— Carlos Latuff (@LatuffCartoons) June 1, 2020
A report by Israel’s Reut Institute and the US-based Jewish Council for Public Affairs saw this joint-consciousness building as a worrying development.
It claimed these movements threatened to undermine the Jewish community and its support for Israel, calling it a “strategic benchmark in the evolution of anti-Israel agendas within intersectional spaces.”
In fact, BLM’s solidarity with Palestine was one of the driving reasons why the Israeli government and its lobbying arms worked hard to disrupt it, as revealed in The Lobby – USA, a four-part undercover investigation by Al Jazeera.
As Black America seethes today in the face of police killings and a racialised criminal justice system, that historically shared political analysis and mutual solidarity have again become visible.
Not long after George Floyd was publicly slain by an officer in Minneapolis, a 32-year-old disabled autistic man, Iyad Halak, was killed by Israeli police.
Taken together, their deaths highlighted parallels between the two struggles.
Eyad and George were victims of similar systems of supremacy and oppression.
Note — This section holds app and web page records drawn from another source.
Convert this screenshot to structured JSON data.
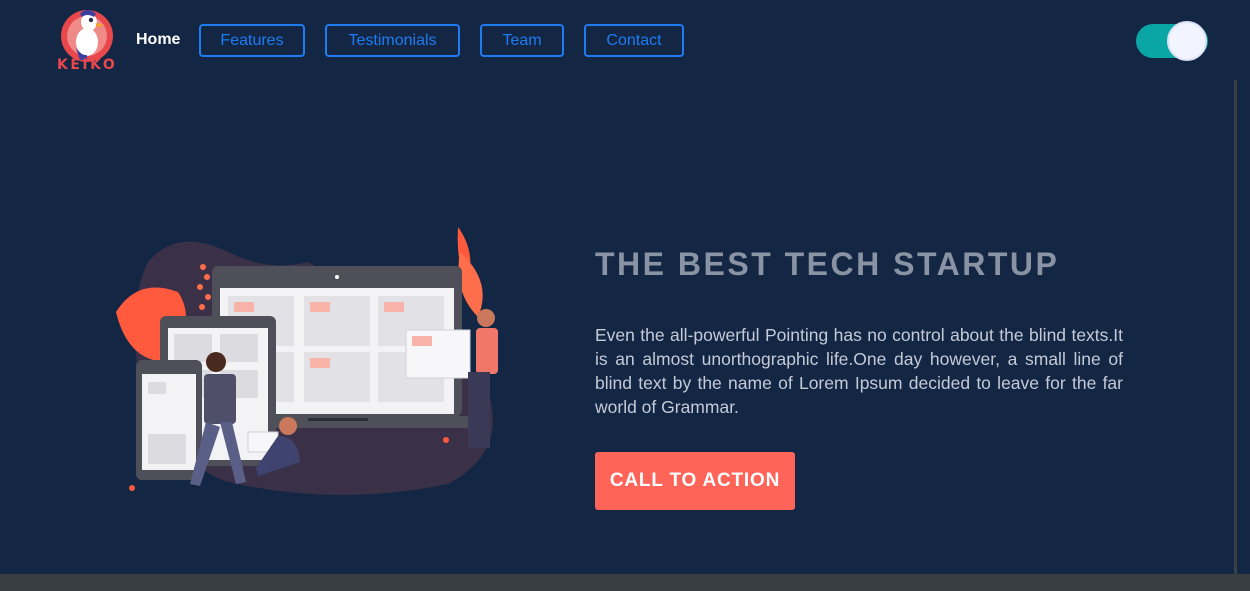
{
  "brand": {
    "name": "KEIKO"
  },
  "nav": {
    "home": "Home",
    "items": [
      "Features",
      "Testimonials",
      "Team",
      "Contact"
    ]
  },
  "theme_toggle": {
    "state": "on"
  },
  "hero": {
    "title": "THE BEST TECH STARTUP",
    "body": "Even the all-powerful Pointing has no control about the blind texts.It is an almost unorthographic life.One day however, a small line of blind text by the name of Lorem Ipsum decided to leave for the far world of Grammar.",
    "cta": "CALL TO ACTION"
  },
  "colors": {
    "background": "#132644",
    "nav_accent": "#1e7cf2",
    "toggle": "#0aa6a6",
    "cta": "#ff6459",
    "title": "#8993a3"
  }
}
They must be dismantled.
Palestinian Lives Matter. Black Lives Matter.
It is time for justice. pic.twitter.com/EoE0opIKiR
— ThePIPD (@ThePIPD) May 31, 2020
In response to Floyd’s murder, artist and activist Lina Abojaradeh visualised the connective tissue between different forms of oppression.
“The black man choked to death, the Palestinian worshipper being beaten, the indigenous native women facing violence…it is all rooted in the settler colonialism mentality, and the deeply systematized belief of the supremacy of one race over another,” she said.
The BNC concluded: “We can’t breathe until we’re free from oppression and racism. #BlackLivesMatter”.
(Source: TRT World)